● **Directions for this task**
This exercise asks for a copy of each line in the records below with the word "JSON" in it.

● **Data listing**
= = =
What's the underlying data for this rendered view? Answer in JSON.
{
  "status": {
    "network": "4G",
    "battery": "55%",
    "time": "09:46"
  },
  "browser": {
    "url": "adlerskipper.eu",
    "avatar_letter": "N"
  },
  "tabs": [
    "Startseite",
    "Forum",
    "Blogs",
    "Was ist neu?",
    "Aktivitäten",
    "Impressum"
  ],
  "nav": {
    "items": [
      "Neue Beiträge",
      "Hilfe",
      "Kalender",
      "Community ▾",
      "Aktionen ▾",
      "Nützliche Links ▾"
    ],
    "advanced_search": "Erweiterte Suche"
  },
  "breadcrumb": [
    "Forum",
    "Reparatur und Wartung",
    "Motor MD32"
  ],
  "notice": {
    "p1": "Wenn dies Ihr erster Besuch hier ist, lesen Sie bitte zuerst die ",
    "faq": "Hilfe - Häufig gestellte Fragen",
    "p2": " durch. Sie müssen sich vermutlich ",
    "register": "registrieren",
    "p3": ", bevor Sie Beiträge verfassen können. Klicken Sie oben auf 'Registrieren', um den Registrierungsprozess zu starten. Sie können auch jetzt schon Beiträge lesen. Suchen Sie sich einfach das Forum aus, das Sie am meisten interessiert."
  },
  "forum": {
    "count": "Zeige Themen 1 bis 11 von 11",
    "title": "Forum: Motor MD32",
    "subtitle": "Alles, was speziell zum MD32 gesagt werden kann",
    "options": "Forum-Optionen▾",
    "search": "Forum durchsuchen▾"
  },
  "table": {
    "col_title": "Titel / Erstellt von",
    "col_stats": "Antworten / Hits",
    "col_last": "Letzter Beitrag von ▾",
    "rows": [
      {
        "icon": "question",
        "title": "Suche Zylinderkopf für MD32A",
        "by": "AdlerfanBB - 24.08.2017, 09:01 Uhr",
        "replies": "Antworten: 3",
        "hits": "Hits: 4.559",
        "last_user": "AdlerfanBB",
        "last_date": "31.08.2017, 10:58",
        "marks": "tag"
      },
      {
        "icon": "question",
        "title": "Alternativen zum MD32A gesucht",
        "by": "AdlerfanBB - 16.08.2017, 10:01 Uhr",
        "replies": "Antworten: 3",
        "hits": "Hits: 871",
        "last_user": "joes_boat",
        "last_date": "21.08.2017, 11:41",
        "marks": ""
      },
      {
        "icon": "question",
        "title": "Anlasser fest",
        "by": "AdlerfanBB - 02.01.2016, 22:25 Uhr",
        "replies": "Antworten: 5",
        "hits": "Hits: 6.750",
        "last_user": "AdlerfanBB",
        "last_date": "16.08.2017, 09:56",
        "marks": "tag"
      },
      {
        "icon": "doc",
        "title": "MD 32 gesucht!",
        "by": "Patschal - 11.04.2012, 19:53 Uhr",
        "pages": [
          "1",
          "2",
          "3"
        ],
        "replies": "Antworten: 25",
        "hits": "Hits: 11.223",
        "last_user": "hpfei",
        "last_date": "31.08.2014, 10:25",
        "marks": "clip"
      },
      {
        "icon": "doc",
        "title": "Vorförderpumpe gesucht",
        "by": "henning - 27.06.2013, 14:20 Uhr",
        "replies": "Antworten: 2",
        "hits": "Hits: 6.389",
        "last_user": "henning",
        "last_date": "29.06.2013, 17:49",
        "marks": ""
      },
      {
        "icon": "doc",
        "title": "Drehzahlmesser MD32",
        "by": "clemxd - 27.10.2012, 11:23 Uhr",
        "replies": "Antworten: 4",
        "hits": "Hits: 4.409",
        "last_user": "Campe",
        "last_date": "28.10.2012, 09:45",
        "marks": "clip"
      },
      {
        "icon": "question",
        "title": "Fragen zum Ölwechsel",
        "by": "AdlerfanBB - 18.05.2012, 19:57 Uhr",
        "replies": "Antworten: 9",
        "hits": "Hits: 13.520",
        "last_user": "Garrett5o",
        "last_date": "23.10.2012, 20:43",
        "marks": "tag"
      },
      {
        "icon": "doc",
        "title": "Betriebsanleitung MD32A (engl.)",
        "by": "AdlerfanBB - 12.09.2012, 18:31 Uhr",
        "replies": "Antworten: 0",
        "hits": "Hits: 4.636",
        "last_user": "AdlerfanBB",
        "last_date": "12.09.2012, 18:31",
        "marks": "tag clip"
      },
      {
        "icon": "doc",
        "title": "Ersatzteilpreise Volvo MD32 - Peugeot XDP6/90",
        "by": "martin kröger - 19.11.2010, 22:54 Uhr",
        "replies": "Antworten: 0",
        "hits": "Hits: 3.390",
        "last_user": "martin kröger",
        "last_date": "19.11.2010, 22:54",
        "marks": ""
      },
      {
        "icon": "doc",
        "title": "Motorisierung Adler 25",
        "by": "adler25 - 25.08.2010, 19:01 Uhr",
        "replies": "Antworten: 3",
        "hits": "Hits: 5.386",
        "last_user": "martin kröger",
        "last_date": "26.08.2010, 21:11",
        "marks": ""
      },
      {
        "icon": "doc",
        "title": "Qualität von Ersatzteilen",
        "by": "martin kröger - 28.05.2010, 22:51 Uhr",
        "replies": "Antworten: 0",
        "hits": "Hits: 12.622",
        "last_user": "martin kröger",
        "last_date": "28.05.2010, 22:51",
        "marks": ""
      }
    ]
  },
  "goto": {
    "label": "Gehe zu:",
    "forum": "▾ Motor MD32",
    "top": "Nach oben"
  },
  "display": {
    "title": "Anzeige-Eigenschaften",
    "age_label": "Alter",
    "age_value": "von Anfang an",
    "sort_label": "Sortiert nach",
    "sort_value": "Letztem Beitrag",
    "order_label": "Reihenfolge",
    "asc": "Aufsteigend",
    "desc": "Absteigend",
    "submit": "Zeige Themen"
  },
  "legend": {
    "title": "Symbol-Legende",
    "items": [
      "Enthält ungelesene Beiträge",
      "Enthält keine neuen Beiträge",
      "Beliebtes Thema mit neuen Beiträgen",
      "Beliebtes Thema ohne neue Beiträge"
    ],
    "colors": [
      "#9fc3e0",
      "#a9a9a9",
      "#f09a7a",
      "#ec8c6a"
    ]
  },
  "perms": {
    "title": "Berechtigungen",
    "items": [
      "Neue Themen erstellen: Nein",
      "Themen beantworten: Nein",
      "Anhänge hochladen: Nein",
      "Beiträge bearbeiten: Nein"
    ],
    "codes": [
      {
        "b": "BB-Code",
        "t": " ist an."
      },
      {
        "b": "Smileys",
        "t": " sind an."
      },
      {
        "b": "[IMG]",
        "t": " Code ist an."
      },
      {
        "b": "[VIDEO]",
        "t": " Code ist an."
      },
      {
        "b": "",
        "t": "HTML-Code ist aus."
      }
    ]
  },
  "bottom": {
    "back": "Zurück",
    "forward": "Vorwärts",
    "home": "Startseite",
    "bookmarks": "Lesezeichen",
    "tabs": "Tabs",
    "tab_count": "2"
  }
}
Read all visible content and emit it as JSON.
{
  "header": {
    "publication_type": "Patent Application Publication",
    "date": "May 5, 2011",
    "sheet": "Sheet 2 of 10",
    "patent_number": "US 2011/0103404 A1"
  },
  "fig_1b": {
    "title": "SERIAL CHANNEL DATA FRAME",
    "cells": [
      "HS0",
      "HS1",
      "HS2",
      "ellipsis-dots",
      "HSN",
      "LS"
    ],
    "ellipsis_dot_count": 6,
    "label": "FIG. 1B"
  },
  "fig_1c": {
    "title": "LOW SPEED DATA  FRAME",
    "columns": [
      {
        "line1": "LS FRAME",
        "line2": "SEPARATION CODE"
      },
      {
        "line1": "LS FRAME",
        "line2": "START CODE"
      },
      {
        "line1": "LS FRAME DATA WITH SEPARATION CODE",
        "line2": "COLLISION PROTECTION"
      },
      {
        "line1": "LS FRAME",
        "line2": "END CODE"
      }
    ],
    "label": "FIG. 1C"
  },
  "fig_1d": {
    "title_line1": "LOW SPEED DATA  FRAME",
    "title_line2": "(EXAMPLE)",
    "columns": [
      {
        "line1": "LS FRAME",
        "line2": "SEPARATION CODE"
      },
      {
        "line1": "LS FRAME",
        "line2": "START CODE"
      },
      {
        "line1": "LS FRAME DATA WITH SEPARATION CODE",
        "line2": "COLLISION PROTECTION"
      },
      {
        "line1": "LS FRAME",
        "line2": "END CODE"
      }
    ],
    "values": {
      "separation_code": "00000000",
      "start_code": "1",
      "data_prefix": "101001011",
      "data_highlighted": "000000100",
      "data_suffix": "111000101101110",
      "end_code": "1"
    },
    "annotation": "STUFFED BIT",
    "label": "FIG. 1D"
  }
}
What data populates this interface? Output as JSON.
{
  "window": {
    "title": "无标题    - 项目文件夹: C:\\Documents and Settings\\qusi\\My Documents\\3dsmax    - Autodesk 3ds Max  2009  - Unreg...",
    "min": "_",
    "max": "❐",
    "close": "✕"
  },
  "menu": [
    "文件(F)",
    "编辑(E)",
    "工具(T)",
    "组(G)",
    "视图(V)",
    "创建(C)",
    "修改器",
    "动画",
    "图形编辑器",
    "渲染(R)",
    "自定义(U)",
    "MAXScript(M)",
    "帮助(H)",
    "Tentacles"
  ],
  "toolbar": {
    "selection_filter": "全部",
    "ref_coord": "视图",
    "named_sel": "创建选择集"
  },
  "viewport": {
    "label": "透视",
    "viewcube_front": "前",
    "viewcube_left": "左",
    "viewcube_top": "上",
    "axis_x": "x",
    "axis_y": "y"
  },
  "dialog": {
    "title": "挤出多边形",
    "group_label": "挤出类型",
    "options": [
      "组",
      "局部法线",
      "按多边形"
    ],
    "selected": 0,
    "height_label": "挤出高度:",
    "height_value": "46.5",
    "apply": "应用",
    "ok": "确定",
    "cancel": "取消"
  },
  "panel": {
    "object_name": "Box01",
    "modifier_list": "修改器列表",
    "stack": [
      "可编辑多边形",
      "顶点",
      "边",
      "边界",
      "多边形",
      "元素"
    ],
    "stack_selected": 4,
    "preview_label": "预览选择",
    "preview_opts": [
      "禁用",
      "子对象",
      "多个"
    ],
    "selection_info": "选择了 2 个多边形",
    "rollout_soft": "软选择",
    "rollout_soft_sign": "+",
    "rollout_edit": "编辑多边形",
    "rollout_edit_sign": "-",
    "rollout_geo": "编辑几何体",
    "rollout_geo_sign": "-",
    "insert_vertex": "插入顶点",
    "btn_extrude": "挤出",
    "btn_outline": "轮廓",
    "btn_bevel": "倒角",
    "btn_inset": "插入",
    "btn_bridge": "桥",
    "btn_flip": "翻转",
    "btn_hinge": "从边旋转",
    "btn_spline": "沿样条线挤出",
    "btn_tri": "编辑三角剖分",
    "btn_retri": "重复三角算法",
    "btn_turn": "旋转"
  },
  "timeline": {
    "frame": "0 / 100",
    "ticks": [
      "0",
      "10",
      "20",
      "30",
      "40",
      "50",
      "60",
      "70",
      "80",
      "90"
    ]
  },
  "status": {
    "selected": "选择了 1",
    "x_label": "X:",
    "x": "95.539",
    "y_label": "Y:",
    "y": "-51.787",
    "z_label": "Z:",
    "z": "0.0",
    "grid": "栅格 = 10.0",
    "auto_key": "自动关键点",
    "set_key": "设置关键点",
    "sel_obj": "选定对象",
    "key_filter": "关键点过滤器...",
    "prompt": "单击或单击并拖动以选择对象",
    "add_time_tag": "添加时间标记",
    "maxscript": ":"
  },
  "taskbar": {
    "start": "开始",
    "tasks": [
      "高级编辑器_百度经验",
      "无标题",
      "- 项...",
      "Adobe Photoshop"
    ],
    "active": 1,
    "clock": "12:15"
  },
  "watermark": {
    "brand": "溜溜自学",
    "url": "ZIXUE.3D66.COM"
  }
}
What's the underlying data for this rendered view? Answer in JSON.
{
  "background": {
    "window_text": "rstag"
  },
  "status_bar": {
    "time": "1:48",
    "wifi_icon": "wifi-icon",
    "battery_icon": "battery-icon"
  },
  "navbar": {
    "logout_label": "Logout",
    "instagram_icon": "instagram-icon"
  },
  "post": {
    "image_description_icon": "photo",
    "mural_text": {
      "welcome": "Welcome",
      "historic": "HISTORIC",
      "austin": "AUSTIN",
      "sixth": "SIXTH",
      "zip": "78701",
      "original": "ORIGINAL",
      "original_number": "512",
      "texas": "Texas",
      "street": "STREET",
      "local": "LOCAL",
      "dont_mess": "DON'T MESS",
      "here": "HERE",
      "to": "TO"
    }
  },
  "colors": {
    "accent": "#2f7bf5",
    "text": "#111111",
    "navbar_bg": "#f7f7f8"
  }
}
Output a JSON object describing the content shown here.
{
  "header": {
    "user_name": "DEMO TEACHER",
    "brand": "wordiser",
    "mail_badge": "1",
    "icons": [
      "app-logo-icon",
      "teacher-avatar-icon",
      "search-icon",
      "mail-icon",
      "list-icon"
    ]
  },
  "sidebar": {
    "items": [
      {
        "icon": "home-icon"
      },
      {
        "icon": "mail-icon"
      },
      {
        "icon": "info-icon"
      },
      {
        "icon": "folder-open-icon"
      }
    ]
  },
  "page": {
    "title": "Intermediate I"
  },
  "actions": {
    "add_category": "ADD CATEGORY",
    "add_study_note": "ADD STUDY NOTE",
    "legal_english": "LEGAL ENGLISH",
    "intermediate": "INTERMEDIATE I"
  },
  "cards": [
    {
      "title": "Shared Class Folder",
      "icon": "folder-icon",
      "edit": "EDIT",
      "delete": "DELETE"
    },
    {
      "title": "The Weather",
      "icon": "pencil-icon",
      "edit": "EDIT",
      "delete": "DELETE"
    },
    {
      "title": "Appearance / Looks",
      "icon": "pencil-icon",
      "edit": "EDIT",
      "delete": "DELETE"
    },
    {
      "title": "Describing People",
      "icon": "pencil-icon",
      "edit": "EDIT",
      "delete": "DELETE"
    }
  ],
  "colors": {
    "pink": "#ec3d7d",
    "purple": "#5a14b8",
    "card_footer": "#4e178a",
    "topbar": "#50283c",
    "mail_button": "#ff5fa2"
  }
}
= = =
● **Solution to this task**
What's the underlying data for this rendered view? Answer in JSON.
Read all visible content and emit it as JSON.
What data populates this interface? Output as JSON.
What's the underlying data for this rendered view? Answer in JSON.
Output a JSON object describing the content shown here.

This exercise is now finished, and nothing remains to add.